## Directions for this task
Copy every entry word for word, but skip the pictures.

Records excerpted from a collection
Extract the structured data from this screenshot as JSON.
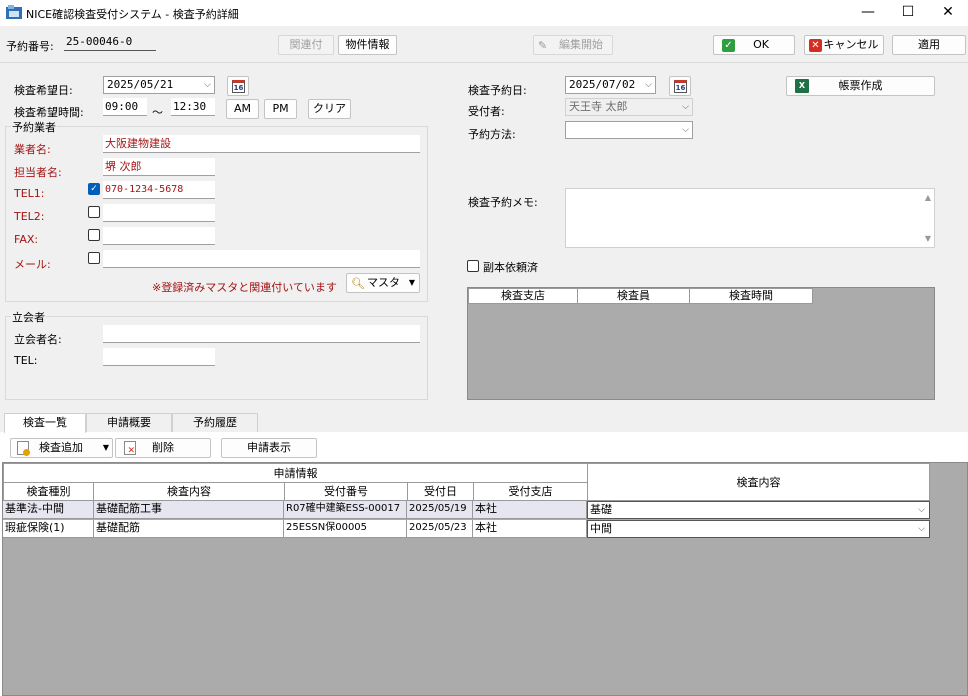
{
  "window": {
    "title": "NICE確認検査受付システム - 検査予約詳細",
    "minimize": "—",
    "maximize": "☐",
    "close": "✕"
  },
  "toolbar": {
    "reservation_no_label": "予約番号:",
    "reservation_no": "25-00046-0",
    "kanren_button": "関連付",
    "bukken_button": "物件情報",
    "edit_start_button": "編集開始",
    "ok_button": "OK",
    "cancel_button": "キャンセル",
    "apply_button": "適用"
  },
  "left": {
    "desired_date_label": "検査希望日:",
    "desired_date": "2025/05/21",
    "desired_time_label": "検査希望時間:",
    "time_from": "09:00",
    "tilde": "～",
    "time_to": "12:30",
    "am_button": "AM",
    "pm_button": "PM",
    "clear_button": "クリア",
    "calendar_glyph": "16"
  },
  "agent": {
    "group_title": "予約業者",
    "company_label": "業者名:",
    "company": "大阪建物建設",
    "person_label": "担当者名:",
    "person": "堺 次郎",
    "tel1_label": "TEL1:",
    "tel1": "070-1234-5678",
    "tel2_label": "TEL2:",
    "tel2": "",
    "fax_label": "FAX:",
    "fax": "",
    "mail_label": "メール:",
    "mail": "",
    "check_mark": "✓",
    "registered_note": "※登録済みマスタと関連付いています",
    "master_button": "マスタ"
  },
  "witness": {
    "group_title": "立会者",
    "name_label": "立会者名:",
    "name": "",
    "tel_label": "TEL:",
    "tel": ""
  },
  "right": {
    "reserve_date_label": "検査予約日:",
    "reserve_date": "2025/07/02",
    "receiver_label": "受付者:",
    "receiver": "天王寺 太郎",
    "method_label": "予約方法:",
    "method": "",
    "report_button": "帳票作成",
    "memo_label": "検査予約メモ:",
    "memo": "",
    "copy_request_label": "副本依頼済",
    "inspection_columns": [
      "検査支店",
      "検査員",
      "検査時間"
    ]
  },
  "tabs": [
    "検査一覧",
    "申請概要",
    "予約履歴"
  ],
  "list_toolbar": {
    "add_button": "検査追加",
    "delete_button": "削除",
    "show_app_button": "申請表示"
  },
  "table": {
    "group_header": "申請情報",
    "right_header": "検査内容",
    "columns": [
      "検査種別",
      "検査内容",
      "受付番号",
      "受付日",
      "受付支店"
    ],
    "rows": [
      {
        "type": "基準法-中間",
        "content": "基礎配筋工事",
        "number": "R07確中建築ESS-00017",
        "date": "2025/05/19",
        "branch": "本社",
        "inspection": "基礎"
      },
      {
        "type": "瑕疵保険(1)",
        "content": "基礎配筋",
        "number": "25ESSN保00005",
        "date": "2025/05/23",
        "branch": "本社",
        "inspection": "中間"
      }
    ]
  },
  "colors": {
    "accent_red": "#a31515",
    "grid_grey": "#ababab",
    "check_blue": "#005fb8"
  },
  "icons": [
    "app-icon",
    "calendar-icon",
    "ok-check-icon",
    "cancel-x-icon",
    "excel-icon",
    "edit-pencil-icon",
    "master-search-icon",
    "add-icon",
    "delete-icon",
    "dropdown-arrow-icon"
  ]
}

## Answer to the exercise
Extract the structured data from this screenshot as JSON.
{
  "window": {
    "title": "NICE確認検査受付システム - 検査予約詳細",
    "minimize": "—",
    "maximize": "☐",
    "close": "✕"
  },
  "toolbar": {
    "reservation_no_label": "予約番号:",
    "reservation_no": "25-00046-0",
    "kanren_button": "関連付",
    "bukken_button": "物件情報",
    "edit_start_button": "編集開始",
    "ok_button": "OK",
    "cancel_button": "キャンセル",
    "apply_button": "適用"
  },
  "left": {
    "desired_date_label": "検査希望日:",
    "desired_date": "2025/05/21",
    "desired_time_label": "検査希望時間:",
    "time_from": "09:00",
    "tilde": "～",
    "time_to": "12:30",
    "am_button": "AM",
    "pm_button": "PM",
    "clear_button": "クリア",
    "calendar_glyph": "16"
  },
  "agent": {
    "group_title": "予約業者",
    "company_label": "業者名:",
    "company": "大阪建物建設",
    "person_label": "担当者名:",
    "person": "堺 次郎",
    "tel1_label": "TEL1:",
    "tel1": "070-1234-5678",
    "tel2_label": "TEL2:",
    "tel2": "",
    "fax_label": "FAX:",
    "fax": "",
    "mail_label": "メール:",
    "mail": "",
    "check_mark": "✓",
    "registered_note": "※登録済みマスタと関連付いています",
    "master_button": "マスタ"
  },
  "witness": {
    "group_title": "立会者",
    "name_label": "立会者名:",
    "name": "",
    "tel_label": "TEL:",
    "tel": ""
  },
  "right": {
    "reserve_date_label": "検査予約日:",
    "reserve_date": "2025/07/02",
    "receiver_label": "受付者:",
    "receiver": "天王寺 太郎",
    "method_label": "予約方法:",
    "method": "",
    "report_button": "帳票作成",
    "memo_label": "検査予約メモ:",
    "memo": "",
    "copy_request_label": "副本依頼済",
    "inspection_columns": [
      "検査支店",
      "検査員",
      "検査時間"
    ]
  },
  "tabs": [
    "検査一覧",
    "申請概要",
    "予約履歴"
  ],
  "list_toolbar": {
    "add_button": "検査追加",
    "delete_button": "削除",
    "show_app_button": "申請表示"
  },
  "table": {
    "group_header": "申請情報",
    "right_header": "検査内容",
    "columns": [
      "検査種別",
      "検査内容",
      "受付番号",
      "受付日",
      "受付支店"
    ],
    "rows": [
      {
        "type": "基準法-中間",
        "content": "基礎配筋工事",
        "number": "R07確中建築ESS-00017",
        "date": "2025/05/19",
        "branch": "本社",
        "inspection": "基礎"
      },
      {
        "type": "瑕疵保険(1)",
        "content": "基礎配筋",
        "number": "25ESSN保00005",
        "date": "2025/05/23",
        "branch": "本社",
        "inspection": "中間"
      }
    ]
  },
  "colors": {
    "accent_red": "#a31515",
    "grid_grey": "#ababab",
    "check_blue": "#005fb8"
  },
  "icons": [
    "app-icon",
    "calendar-icon",
    "ok-check-icon",
    "cancel-x-icon",
    "excel-icon",
    "edit-pencil-icon",
    "master-search-icon",
    "add-icon",
    "delete-icon",
    "dropdown-arrow-icon"
  ]
}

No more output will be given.